Seeed Studio is back from holiday. Any pending orders should ship this week. Stay tuned for more new projects.
Watterott Electronic in Germany is a new Bus Pirate distributor, pick one up here. Thank you to Watterott for supporting the Bus Pirate! If you’d like to be distributor please drop us a line. Hacker Spaces get distributor pricing too.
More about Seeed Studio’s new Pick and Place machine: We don’t want to keep pushing our PCBA factory any more. All factories in Shenzhen prefers quantity to keep their machine running, so small orders will take high setup fee and unnecessary lead time. It might take only half day to assemble 100 pcs Bus Pirate but […]
MichaelZ tipped us to BatchPCB: SparkFun BatchPCB Marketplace has some interesting boards for sale. Most of them are undocumented but some have some sort link to more info. Thanks McZ! Via the forum.
Things we really love, that we think you should have too. Based on Ian’s Hack a Day comment, with additions by Jer, Vimark, and Machine Geek: Aoyue 968, the best 3-in-1 soldering station for about $100. Ian reviewed it on Hack a Day. $100 and up Proxxon TBM220/110 drill, for super clean PCB holes and […]
Tec has great things to say about Open Source Control Systems, one of our newest distributors: I got my BusPirate from Seeed and it’s great, but when I went to use it I realized I was short both grabbers and nifty colored cable to make the probes, so I went to order one online. The […]
A box of parts arrived from Mouser today. We’re not affiliated with them in any way, just sharing our excitement over a big box of parts.
Amanda gave a Toorcon talk about the about the perils of the electronics design process. The hardware design process is fraught with pitfalls, from library component sketchiness, parts availability, erroneous data sheets, underestimates of complexity and long lead times. Designing good hardware on time, on budget and to specifications is like being in a knife […]

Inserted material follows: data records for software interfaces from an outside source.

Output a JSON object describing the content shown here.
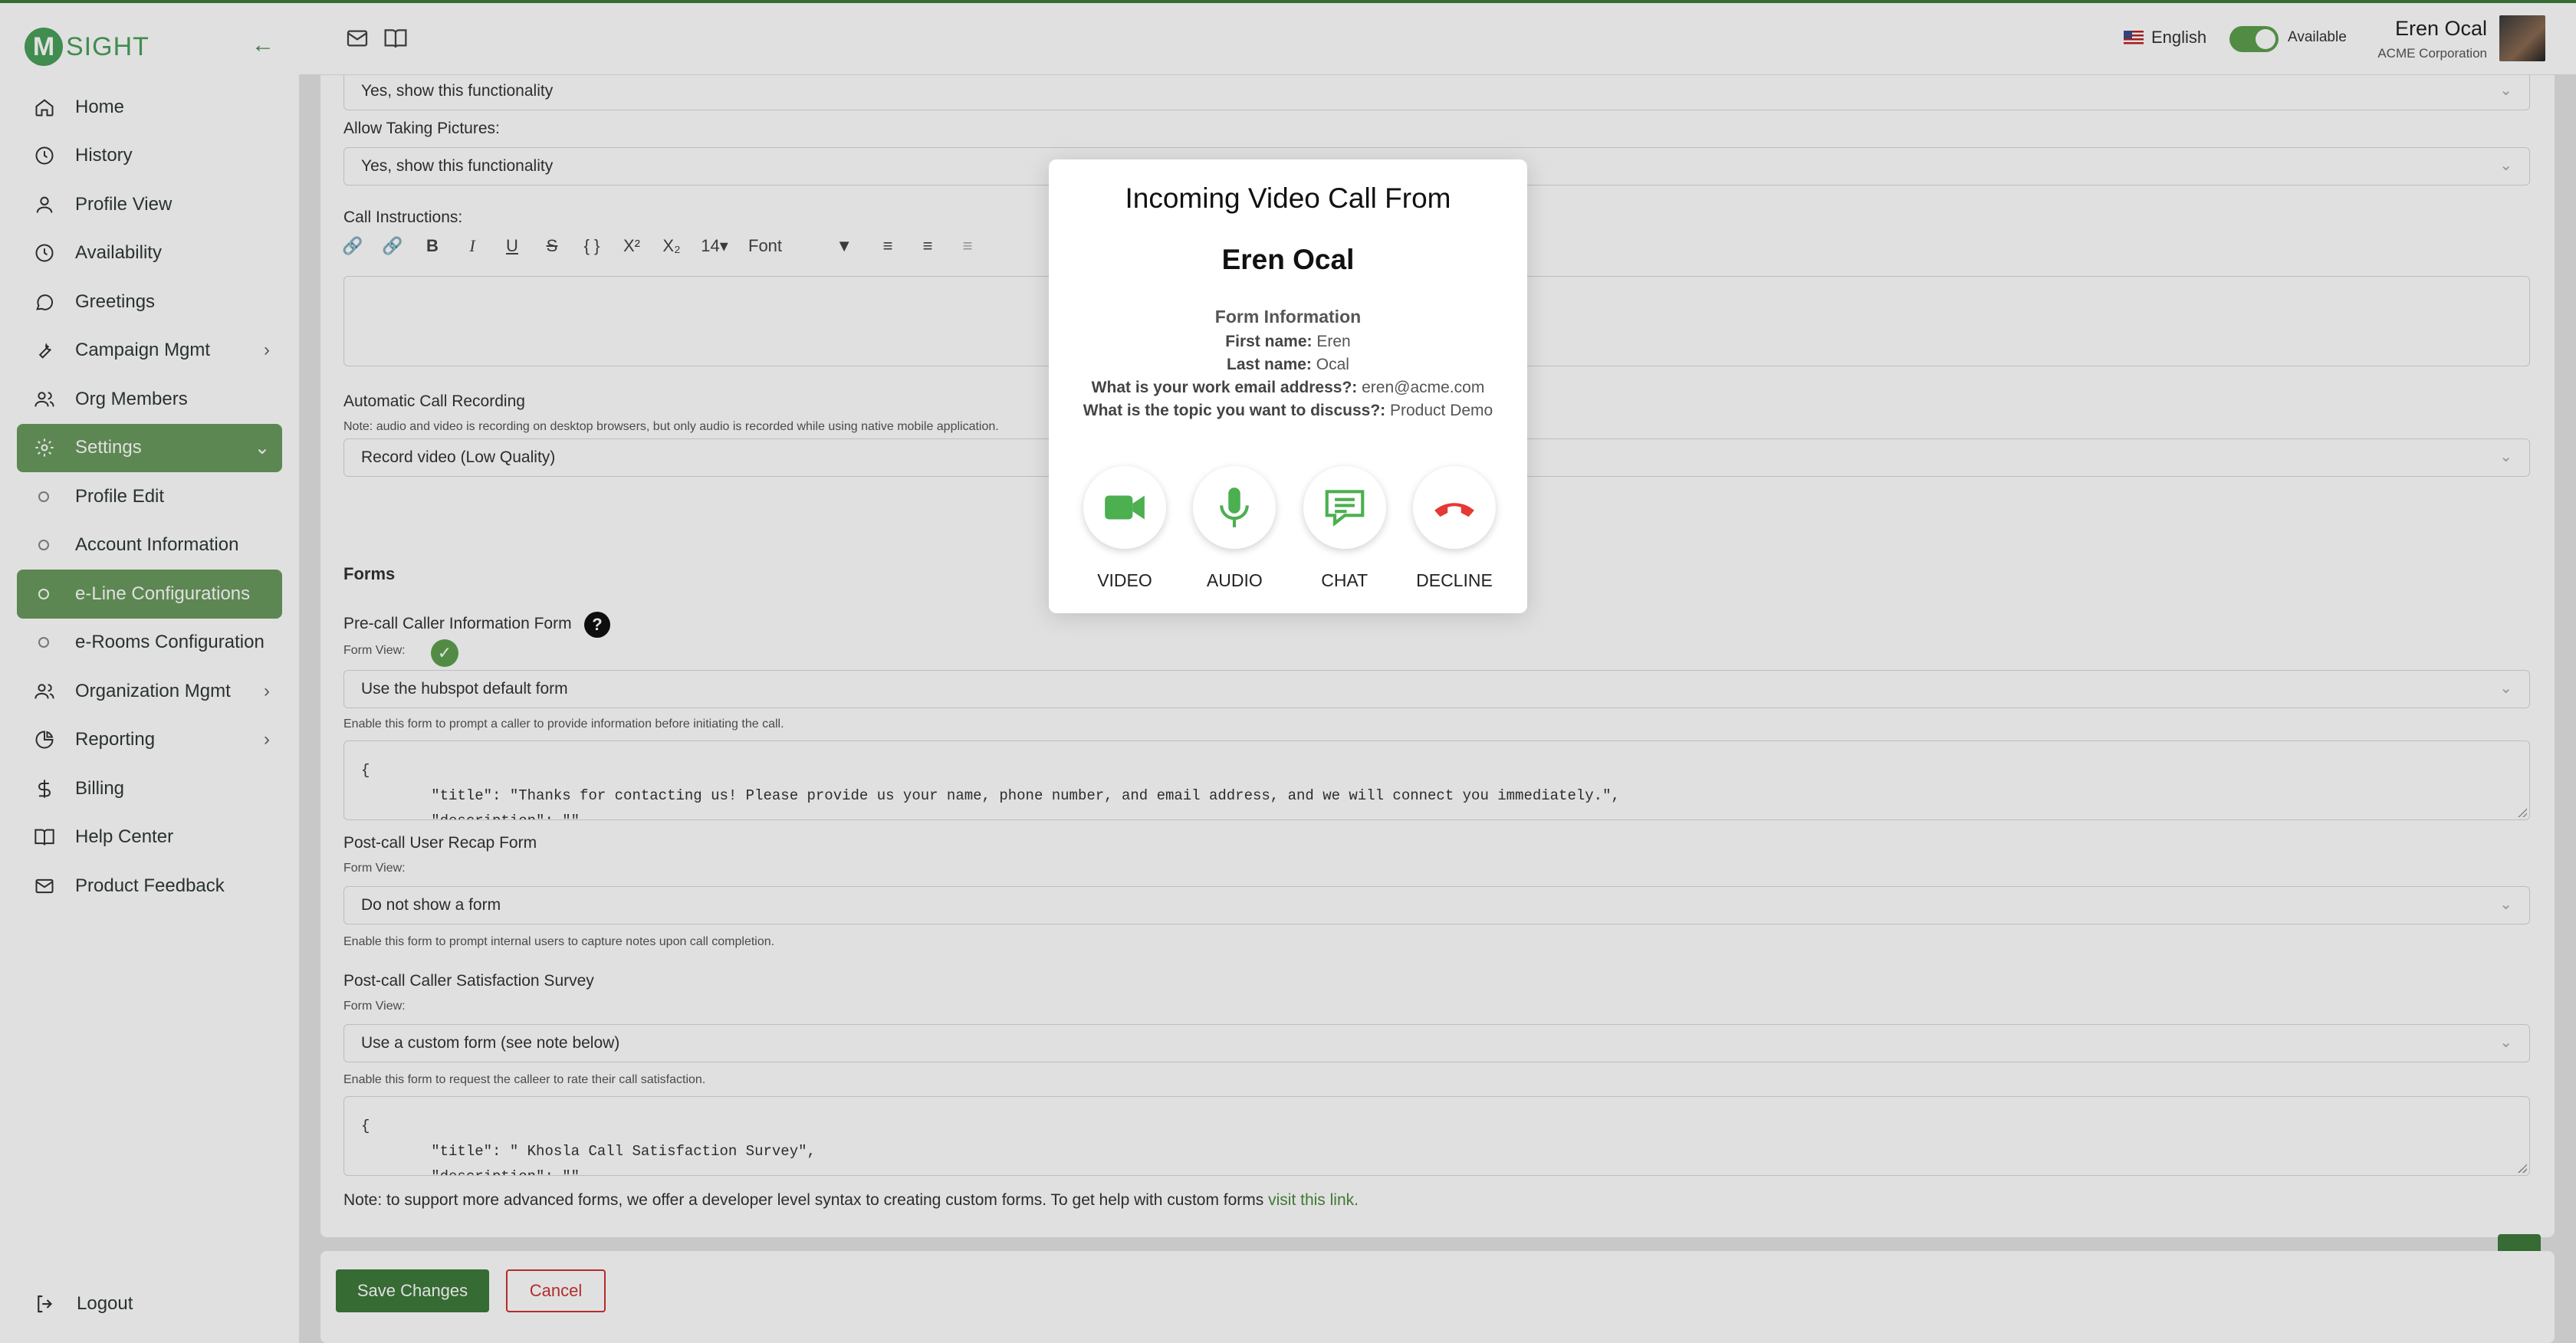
{
  "brand": {
    "logo_letter": "M",
    "logo_text": "SIGHT"
  },
  "sidebar": {
    "items": [
      {
        "label": "Home",
        "icon": "home-icon"
      },
      {
        "label": "History",
        "icon": "clock-icon"
      },
      {
        "label": "Profile View",
        "icon": "user-icon"
      },
      {
        "label": "Availability",
        "icon": "clock-icon"
      },
      {
        "label": "Greetings",
        "icon": "chat-bubble-icon"
      },
      {
        "label": "Campaign Mgmt",
        "icon": "wrench-icon"
      },
      {
        "label": "Org Members",
        "icon": "users-icon"
      },
      {
        "label": "Settings",
        "icon": "gear-icon"
      },
      {
        "label": "Profile Edit"
      },
      {
        "label": "Account Information"
      },
      {
        "label": "e-Line Configurations"
      },
      {
        "label": "e-Rooms Configuration"
      },
      {
        "label": "Organization Mgmt",
        "icon": "users-icon"
      },
      {
        "label": "Reporting",
        "icon": "pie-chart-icon"
      },
      {
        "label": "Billing",
        "icon": "dollar-icon"
      },
      {
        "label": "Help Center",
        "icon": "book-icon"
      },
      {
        "label": "Product Feedback",
        "icon": "mail-icon"
      }
    ],
    "logout": "Logout"
  },
  "header": {
    "language": "English",
    "status": "Available",
    "user_name": "Eren Ocal",
    "user_org": "ACME Corporation"
  },
  "content": {
    "show_functionality_1": "Yes, show this functionality",
    "allow_pictures_label": "Allow Taking Pictures:",
    "show_functionality_2": "Yes, show this functionality",
    "call_instructions_label": "Call Instructions:",
    "toolbar": {
      "font_size": "14",
      "font": "Font"
    },
    "recording_label": "Automatic Call Recording",
    "recording_note": "Note: audio and video is recording on desktop browsers, but only audio is recorded while using native mobile application.",
    "recording_value": "Record video (Low Quality)",
    "forms_title": "Forms",
    "precall_label": "Pre-call Caller Information Form",
    "form_view_1": "Form View:",
    "precall_value": "Use the hubspot default form",
    "precall_help": "Enable this form to prompt a caller to provide information before initiating the call.",
    "precall_json": "{\n        \"title\": \"Thanks for contacting us! Please provide us your name, phone number, and email address, and we will connect you immediately.\",\n        \"description\": \"\"",
    "postcall_label": "Post-call User Recap Form",
    "form_view_2": "Form View:",
    "postcall_value": "Do not show a form",
    "postcall_help": "Enable this form to prompt internal users to capture notes upon call completion.",
    "survey_label": "Post-call Caller Satisfaction Survey",
    "form_view_3": "Form View:",
    "survey_value": "Use a custom form (see note below)",
    "survey_help": "Enable this form to request the calleer to rate their call satisfaction.",
    "survey_json": "{\n        \"title\": \" Khosla Call Satisfaction Survey\",\n        \"description\": \"\"",
    "note_text": "Note: to support more advanced forms, we offer a developer level syntax to creating custom forms. To get help with custom forms ",
    "note_link": "visit this link.",
    "save_label": "Save Changes",
    "cancel_label": "Cancel"
  },
  "modal": {
    "title": "Incoming Video Call From",
    "caller": "Eren Ocal",
    "form_header": "Form Information",
    "fields": [
      {
        "key": "First name:",
        "value": "Eren"
      },
      {
        "key": "Last name:",
        "value": "Ocal"
      },
      {
        "key": "What is your work email address?:",
        "value": "eren@acme.com"
      },
      {
        "key": "What is the topic you want to discuss?:",
        "value": "Product Demo"
      }
    ],
    "actions": {
      "video": "VIDEO",
      "audio": "AUDIO",
      "chat": "CHAT",
      "decline": "DECLINE"
    }
  },
  "colors": {
    "accent": "#3e7a3c",
    "sidebar_active": "#6a9a5e",
    "decline": "#e53935",
    "icon_green": "#4caf50"
  }
}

Nathan Seidle, founder of SparkFun Electronics, spoke at the Google campus in May. Hear about the early days of SparkFun, and how they became the 800lbs gorilla of hacker hardware. Via Hacked Gadgets.
Parts! There’s gonna be solder! and hot air!
Of the three publications we initially targeted for advertising, Make was the only one that doesn’t publish their rates online. We contacted them and got a price sheet. When we opened the Make ad rate PDF in Acrobat the embedded font wouldn’t display, but despite the totally garbled text (seen above) we could already tell […]
Dangerous Prototypes has always been a word-of-mouth operation. We survive on the traffic we get when you submit our projects to your favorite blog. Over the next few months we’re going to document our experience buying advertising, and try to figure out if it makes sense for us. We’ll share real numbers about the price, […]
Our goal is to make stuff we enjoy, and offer it to like-minded hackers at a price we’d pay. We’re always looking for ways to improve the quality of our projects, but we still want to release prototypes for people who accept the risks of open source, enthusiast-designed hardware. We’ve settled on two major changes […]
Adafruit gave a presentation at Foo Camp about businesses that make money selling open source hardware. We’re ecstatic to be included in the ‘approaching a million in revenue’ category with household names like Evil Mad Scientist Laboratories, Bug Labs, and DIY Drones. It went down like this… pt sent an email to a bunch of […]
In the summer of 2009 Ian Lesnet setup a Bus Pirate v2go preorder as a fundraiser for Hack a Day. It was a lot of fun, so he started Dangerous Prototypes. We’ve done one preorder project per month since September 2009. There might be readers who didn’t follow the Hack a Day preorder, so we […]